(Exercise input Opens)
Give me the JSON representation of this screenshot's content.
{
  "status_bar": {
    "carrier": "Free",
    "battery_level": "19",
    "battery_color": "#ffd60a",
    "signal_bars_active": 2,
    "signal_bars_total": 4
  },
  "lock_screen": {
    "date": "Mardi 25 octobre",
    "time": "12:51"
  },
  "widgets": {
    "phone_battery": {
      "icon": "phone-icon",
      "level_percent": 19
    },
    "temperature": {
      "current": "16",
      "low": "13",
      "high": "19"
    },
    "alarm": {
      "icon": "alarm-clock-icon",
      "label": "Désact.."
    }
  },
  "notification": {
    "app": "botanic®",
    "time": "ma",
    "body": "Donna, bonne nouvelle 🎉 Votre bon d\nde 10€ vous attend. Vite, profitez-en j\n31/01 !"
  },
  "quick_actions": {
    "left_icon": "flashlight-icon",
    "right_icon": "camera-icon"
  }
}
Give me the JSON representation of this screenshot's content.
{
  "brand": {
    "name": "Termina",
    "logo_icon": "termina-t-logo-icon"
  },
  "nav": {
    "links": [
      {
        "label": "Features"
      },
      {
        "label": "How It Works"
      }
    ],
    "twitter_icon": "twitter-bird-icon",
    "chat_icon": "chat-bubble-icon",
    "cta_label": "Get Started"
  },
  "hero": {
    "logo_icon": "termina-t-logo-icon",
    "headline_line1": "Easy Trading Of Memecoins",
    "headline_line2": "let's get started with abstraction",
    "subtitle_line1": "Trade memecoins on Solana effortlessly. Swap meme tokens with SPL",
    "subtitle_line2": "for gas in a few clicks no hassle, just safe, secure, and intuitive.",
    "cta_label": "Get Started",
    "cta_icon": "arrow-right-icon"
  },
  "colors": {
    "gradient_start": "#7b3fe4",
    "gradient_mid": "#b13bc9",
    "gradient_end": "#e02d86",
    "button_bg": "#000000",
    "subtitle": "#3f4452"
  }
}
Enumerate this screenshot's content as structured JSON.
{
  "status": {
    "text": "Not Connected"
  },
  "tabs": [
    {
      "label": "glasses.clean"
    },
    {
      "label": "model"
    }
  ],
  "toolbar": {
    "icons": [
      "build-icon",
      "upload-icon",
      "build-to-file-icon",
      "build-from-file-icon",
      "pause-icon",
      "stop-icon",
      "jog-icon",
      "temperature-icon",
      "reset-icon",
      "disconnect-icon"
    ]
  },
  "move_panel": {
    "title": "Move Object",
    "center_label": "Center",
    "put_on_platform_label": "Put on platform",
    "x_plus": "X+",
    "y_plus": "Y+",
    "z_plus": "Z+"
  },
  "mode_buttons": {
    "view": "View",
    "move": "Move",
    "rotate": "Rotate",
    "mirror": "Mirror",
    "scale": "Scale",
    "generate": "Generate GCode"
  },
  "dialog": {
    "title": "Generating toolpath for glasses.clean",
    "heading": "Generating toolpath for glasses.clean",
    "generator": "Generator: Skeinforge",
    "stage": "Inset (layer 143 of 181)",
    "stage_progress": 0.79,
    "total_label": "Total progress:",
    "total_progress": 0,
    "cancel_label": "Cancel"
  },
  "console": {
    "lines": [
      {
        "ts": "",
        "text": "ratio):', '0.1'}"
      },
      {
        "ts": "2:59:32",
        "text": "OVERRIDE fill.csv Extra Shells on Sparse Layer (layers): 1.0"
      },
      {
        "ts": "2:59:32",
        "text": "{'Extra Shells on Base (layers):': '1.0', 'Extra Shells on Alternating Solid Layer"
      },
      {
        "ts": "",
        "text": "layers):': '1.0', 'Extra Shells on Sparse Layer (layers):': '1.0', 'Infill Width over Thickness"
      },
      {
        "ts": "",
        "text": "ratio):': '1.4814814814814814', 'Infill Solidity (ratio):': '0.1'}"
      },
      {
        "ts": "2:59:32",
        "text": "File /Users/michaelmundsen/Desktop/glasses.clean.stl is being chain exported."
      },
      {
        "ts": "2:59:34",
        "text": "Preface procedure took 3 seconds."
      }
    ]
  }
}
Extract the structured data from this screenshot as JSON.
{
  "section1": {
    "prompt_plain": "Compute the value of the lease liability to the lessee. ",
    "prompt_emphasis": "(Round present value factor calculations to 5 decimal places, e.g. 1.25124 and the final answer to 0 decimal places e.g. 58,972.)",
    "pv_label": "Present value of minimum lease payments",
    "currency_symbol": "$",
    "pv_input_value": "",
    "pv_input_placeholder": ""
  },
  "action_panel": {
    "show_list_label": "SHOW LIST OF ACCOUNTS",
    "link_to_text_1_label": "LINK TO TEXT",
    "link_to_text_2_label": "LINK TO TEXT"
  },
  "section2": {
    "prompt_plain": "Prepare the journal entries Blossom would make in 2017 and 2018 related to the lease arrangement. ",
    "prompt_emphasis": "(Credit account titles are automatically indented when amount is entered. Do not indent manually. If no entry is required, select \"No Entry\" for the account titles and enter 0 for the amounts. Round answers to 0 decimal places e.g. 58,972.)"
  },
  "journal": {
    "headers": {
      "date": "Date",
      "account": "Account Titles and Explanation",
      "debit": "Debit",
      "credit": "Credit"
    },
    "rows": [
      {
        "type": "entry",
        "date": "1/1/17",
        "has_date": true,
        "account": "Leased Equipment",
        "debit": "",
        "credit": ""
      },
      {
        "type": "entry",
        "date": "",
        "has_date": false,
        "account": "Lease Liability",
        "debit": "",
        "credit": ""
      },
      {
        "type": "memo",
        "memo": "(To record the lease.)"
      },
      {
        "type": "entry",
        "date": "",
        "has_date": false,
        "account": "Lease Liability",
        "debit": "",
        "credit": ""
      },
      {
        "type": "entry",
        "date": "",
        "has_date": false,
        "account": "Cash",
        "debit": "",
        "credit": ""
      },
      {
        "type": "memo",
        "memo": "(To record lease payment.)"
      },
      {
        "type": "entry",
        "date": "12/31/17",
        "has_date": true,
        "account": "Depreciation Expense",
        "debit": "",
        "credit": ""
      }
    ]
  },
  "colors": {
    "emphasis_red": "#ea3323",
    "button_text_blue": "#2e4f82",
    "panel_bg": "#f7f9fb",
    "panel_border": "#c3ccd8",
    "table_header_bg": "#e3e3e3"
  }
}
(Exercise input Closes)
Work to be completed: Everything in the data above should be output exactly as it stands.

Written reply:
Give me the JSON representation of this screenshot's content.
{
  "status_bar": {
    "carrier": "Free",
    "battery_level": "19",
    "battery_color": "#ffd60a",
    "signal_bars_active": 2,
    "signal_bars_total": 4
  },
  "lock_screen": {
    "date": "Mardi 25 octobre",
    "time": "12:51"
  },
  "widgets": {
    "phone_battery": {
      "icon": "phone-icon",
      "level_percent": 19
    },
    "temperature": {
      "current": "16",
      "low": "13",
      "high": "19"
    },
    "alarm": {
      "icon": "alarm-clock-icon",
      "label": "Désact.."
    }
  },
  "notification": {
    "app": "botanic®",
    "time": "ma",
    "body": "Donna, bonne nouvelle 🎉 Votre bon d\nde 10€ vous attend. Vite, profitez-en j\n31/01 !"
  },
  "quick_actions": {
    "left_icon": "flashlight-icon",
    "right_icon": "camera-icon"
  }
}
Give me the JSON representation of this screenshot's content.
{
  "brand": {
    "name": "Termina",
    "logo_icon": "termina-t-logo-icon"
  },
  "nav": {
    "links": [
      {
        "label": "Features"
      },
      {
        "label": "How It Works"
      }
    ],
    "twitter_icon": "twitter-bird-icon",
    "chat_icon": "chat-bubble-icon",
    "cta_label": "Get Started"
  },
  "hero": {
    "logo_icon": "termina-t-logo-icon",
    "headline_line1": "Easy Trading Of Memecoins",
    "headline_line2": "let's get started with abstraction",
    "subtitle_line1": "Trade memecoins on Solana effortlessly. Swap meme tokens with SPL",
    "subtitle_line2": "for gas in a few clicks no hassle, just safe, secure, and intuitive.",
    "cta_label": "Get Started",
    "cta_icon": "arrow-right-icon"
  },
  "colors": {
    "gradient_start": "#7b3fe4",
    "gradient_mid": "#b13bc9",
    "gradient_end": "#e02d86",
    "button_bg": "#000000",
    "subtitle": "#3f4452"
  }
}
Enumerate this screenshot's content as structured JSON.
{
  "status": {
    "text": "Not Connected"
  },
  "tabs": [
    {
      "label": "glasses.clean"
    },
    {
      "label": "model"
    }
  ],
  "toolbar": {
    "icons": [
      "build-icon",
      "upload-icon",
      "build-to-file-icon",
      "build-from-file-icon",
      "pause-icon",
      "stop-icon",
      "jog-icon",
      "temperature-icon",
      "reset-icon",
      "disconnect-icon"
    ]
  },
  "move_panel": {
    "title": "Move Object",
    "center_label": "Center",
    "put_on_platform_label": "Put on platform",
    "x_plus": "X+",
    "y_plus": "Y+",
    "z_plus": "Z+"
  },
  "mode_buttons": {
    "view": "View",
    "move": "Move",
    "rotate": "Rotate",
    "mirror": "Mirror",
    "scale": "Scale",
    "generate": "Generate GCode"
  },
  "dialog": {
    "title": "Generating toolpath for glasses.clean",
    "heading": "Generating toolpath for glasses.clean",
    "generator": "Generator: Skeinforge",
    "stage": "Inset (layer 143 of 181)",
    "stage_progress": 0.79,
    "total_label": "Total progress:",
    "total_progress": 0,
    "cancel_label": "Cancel"
  },
  "console": {
    "lines": [
      {
        "ts": "",
        "text": "ratio):', '0.1'}"
      },
      {
        "ts": "2:59:32",
        "text": "OVERRIDE fill.csv Extra Shells on Sparse Layer (layers): 1.0"
      },
      {
        "ts": "2:59:32",
        "text": "{'Extra Shells on Base (layers):': '1.0', 'Extra Shells on Alternating Solid Layer"
      },
      {
        "ts": "",
        "text": "layers):': '1.0', 'Extra Shells on Sparse Layer (layers):': '1.0', 'Infill Width over Thickness"
      },
      {
        "ts": "",
        "text": "ratio):': '1.4814814814814814', 'Infill Solidity (ratio):': '0.1'}"
      },
      {
        "ts": "2:59:32",
        "text": "File /Users/michaelmundsen/Desktop/glasses.clean.stl is being chain exported."
      },
      {
        "ts": "2:59:34",
        "text": "Preface procedure took 3 seconds."
      }
    ]
  }
}
Extract the structured data from this screenshot as JSON.
{
  "section1": {
    "prompt_plain": "Compute the value of the lease liability to the lessee. ",
    "prompt_emphasis": "(Round present value factor calculations to 5 decimal places, e.g. 1.25124 and the final answer to 0 decimal places e.g. 58,972.)",
    "pv_label": "Present value of minimum lease payments",
    "currency_symbol": "$",
    "pv_input_value": "",
    "pv_input_placeholder": ""
  },
  "action_panel": {
    "show_list_label": "SHOW LIST OF ACCOUNTS",
    "link_to_text_1_label": "LINK TO TEXT",
    "link_to_text_2_label": "LINK TO TEXT"
  },
  "section2": {
    "prompt_plain": "Prepare the journal entries Blossom would make in 2017 and 2018 related to the lease arrangement. ",
    "prompt_emphasis": "(Credit account titles are automatically indented when amount is entered. Do not indent manually. If no entry is required, select \"No Entry\" for the account titles and enter 0 for the amounts. Round answers to 0 decimal places e.g. 58,972.)"
  },
  "journal": {
    "headers": {
      "date": "Date",
      "account": "Account Titles and Explanation",
      "debit": "Debit",
      "credit": "Credit"
    },
    "rows": [
      {
        "type": "entry",
        "date": "1/1/17",
        "has_date": true,
        "account": "Leased Equipment",
        "debit": "",
        "credit": ""
      },
      {
        "type": "entry",
        "date": "",
        "has_date": false,
        "account": "Lease Liability",
        "debit": "",
        "credit": ""
      },
      {
        "type": "memo",
        "memo": "(To record the lease.)"
      },
      {
        "type": "entry",
        "date": "",
        "has_date": false,
        "account": "Lease Liability",
        "debit": "",
        "credit": ""
      },
      {
        "type": "entry",
        "date": "",
        "has_date": false,
        "account": "Cash",
        "debit": "",
        "credit": ""
      },
      {
        "type": "memo",
        "memo": "(To record lease payment.)"
      },
      {
        "type": "entry",
        "date": "12/31/17",
        "has_date": true,
        "account": "Depreciation Expense",
        "debit": "",
        "credit": ""
      }
    ]
  },
  "colors": {
    "emphasis_red": "#ea3323",
    "button_text_blue": "#2e4f82",
    "panel_bg": "#f7f9fb",
    "panel_border": "#c3ccd8",
    "table_header_bg": "#e3e3e3"
  }
}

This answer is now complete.